• **Problem to solve**
Which of the lines in the data below contain the string "true"? Copy each of them.

• **Record excerpts**
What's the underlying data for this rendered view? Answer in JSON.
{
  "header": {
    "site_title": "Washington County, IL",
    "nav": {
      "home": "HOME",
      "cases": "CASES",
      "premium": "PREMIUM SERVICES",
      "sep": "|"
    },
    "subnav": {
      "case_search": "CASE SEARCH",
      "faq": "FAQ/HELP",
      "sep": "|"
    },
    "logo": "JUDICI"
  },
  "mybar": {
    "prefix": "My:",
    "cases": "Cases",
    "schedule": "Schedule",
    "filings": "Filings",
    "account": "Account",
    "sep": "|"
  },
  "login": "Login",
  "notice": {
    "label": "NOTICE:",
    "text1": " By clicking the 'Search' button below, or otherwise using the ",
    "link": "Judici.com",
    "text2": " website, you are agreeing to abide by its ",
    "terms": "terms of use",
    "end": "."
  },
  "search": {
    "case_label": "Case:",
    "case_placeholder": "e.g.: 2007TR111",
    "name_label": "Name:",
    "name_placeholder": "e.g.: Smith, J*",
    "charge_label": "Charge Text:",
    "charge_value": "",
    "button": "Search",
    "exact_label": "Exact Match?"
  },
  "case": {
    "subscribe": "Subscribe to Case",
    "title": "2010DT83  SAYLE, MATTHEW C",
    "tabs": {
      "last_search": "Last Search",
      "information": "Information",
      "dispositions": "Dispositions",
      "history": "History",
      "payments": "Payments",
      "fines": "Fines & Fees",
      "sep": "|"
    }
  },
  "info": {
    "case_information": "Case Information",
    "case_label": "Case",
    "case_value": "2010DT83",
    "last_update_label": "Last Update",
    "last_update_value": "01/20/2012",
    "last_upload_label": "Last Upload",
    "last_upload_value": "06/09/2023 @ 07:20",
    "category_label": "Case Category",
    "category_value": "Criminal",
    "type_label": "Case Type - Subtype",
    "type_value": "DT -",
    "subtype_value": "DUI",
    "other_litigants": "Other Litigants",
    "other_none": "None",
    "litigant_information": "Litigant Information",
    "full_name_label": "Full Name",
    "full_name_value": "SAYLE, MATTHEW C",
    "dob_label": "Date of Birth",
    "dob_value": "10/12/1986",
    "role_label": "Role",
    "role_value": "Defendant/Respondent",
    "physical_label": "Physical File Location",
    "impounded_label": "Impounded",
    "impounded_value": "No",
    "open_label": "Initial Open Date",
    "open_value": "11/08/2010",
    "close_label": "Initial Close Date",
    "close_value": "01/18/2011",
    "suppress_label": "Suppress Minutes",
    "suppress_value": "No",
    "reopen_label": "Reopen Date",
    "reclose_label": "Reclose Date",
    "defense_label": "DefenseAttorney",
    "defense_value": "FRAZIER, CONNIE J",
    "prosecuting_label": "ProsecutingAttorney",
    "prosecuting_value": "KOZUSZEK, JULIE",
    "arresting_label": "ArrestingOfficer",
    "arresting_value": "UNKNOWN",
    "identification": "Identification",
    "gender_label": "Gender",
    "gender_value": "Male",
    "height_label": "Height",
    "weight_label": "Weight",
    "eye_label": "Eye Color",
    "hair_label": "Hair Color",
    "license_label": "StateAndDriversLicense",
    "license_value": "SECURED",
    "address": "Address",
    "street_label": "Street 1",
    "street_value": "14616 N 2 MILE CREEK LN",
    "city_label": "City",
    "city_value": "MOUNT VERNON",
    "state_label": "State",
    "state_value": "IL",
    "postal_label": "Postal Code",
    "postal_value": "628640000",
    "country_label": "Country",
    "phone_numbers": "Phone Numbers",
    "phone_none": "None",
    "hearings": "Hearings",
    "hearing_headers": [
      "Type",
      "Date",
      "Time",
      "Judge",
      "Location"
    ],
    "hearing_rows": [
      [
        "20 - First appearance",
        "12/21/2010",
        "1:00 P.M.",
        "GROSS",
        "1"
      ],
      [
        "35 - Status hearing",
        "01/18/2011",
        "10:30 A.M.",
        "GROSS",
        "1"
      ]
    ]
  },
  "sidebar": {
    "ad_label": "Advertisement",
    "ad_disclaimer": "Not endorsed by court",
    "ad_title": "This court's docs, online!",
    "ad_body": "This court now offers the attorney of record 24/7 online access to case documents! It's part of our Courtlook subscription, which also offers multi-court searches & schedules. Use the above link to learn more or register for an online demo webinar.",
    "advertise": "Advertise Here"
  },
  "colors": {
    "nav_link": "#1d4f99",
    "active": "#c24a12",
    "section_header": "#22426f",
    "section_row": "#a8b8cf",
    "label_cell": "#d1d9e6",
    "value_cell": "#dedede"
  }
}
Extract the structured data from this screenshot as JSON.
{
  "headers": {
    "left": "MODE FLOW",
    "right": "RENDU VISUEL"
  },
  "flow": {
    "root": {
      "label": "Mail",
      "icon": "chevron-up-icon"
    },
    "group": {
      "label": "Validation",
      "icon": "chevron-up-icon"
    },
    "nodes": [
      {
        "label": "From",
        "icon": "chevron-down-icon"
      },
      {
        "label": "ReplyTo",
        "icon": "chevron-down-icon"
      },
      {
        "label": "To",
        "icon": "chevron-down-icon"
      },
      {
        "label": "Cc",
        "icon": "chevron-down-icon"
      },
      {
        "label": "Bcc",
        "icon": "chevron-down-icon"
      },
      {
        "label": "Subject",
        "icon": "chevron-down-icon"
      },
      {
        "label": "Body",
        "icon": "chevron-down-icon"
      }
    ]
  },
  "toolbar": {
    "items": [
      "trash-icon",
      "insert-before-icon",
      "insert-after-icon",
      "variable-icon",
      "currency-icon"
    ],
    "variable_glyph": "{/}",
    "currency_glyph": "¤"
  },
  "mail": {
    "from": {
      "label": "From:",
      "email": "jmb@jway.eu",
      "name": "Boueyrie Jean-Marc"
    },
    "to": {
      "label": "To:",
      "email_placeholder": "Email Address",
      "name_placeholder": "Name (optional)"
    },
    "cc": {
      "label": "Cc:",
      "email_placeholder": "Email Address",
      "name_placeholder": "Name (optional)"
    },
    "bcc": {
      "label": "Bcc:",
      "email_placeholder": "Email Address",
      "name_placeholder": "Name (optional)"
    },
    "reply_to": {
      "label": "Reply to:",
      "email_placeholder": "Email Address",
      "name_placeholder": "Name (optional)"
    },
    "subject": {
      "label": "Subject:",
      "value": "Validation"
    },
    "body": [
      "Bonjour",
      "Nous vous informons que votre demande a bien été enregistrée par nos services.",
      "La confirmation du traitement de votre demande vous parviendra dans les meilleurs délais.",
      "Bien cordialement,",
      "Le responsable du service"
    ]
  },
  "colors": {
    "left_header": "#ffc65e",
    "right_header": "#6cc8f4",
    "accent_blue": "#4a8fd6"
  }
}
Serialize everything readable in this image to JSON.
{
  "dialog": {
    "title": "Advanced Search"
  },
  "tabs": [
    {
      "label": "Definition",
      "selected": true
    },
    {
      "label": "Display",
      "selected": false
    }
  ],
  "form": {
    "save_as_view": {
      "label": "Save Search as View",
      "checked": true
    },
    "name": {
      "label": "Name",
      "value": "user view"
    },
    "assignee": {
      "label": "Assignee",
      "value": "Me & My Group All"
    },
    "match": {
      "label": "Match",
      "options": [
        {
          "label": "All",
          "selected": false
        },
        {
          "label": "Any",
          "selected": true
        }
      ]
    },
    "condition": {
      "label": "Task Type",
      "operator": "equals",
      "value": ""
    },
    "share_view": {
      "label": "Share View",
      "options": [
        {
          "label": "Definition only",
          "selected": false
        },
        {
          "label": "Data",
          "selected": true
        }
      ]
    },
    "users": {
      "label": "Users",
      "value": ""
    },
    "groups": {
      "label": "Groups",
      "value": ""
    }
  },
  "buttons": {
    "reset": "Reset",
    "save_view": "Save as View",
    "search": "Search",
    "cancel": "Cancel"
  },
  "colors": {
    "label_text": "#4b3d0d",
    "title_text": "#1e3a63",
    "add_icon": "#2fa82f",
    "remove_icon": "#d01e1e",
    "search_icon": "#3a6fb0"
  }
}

• **Output of the task**
      "selected": true
      "checked": true
          "selected": true
          "selected": true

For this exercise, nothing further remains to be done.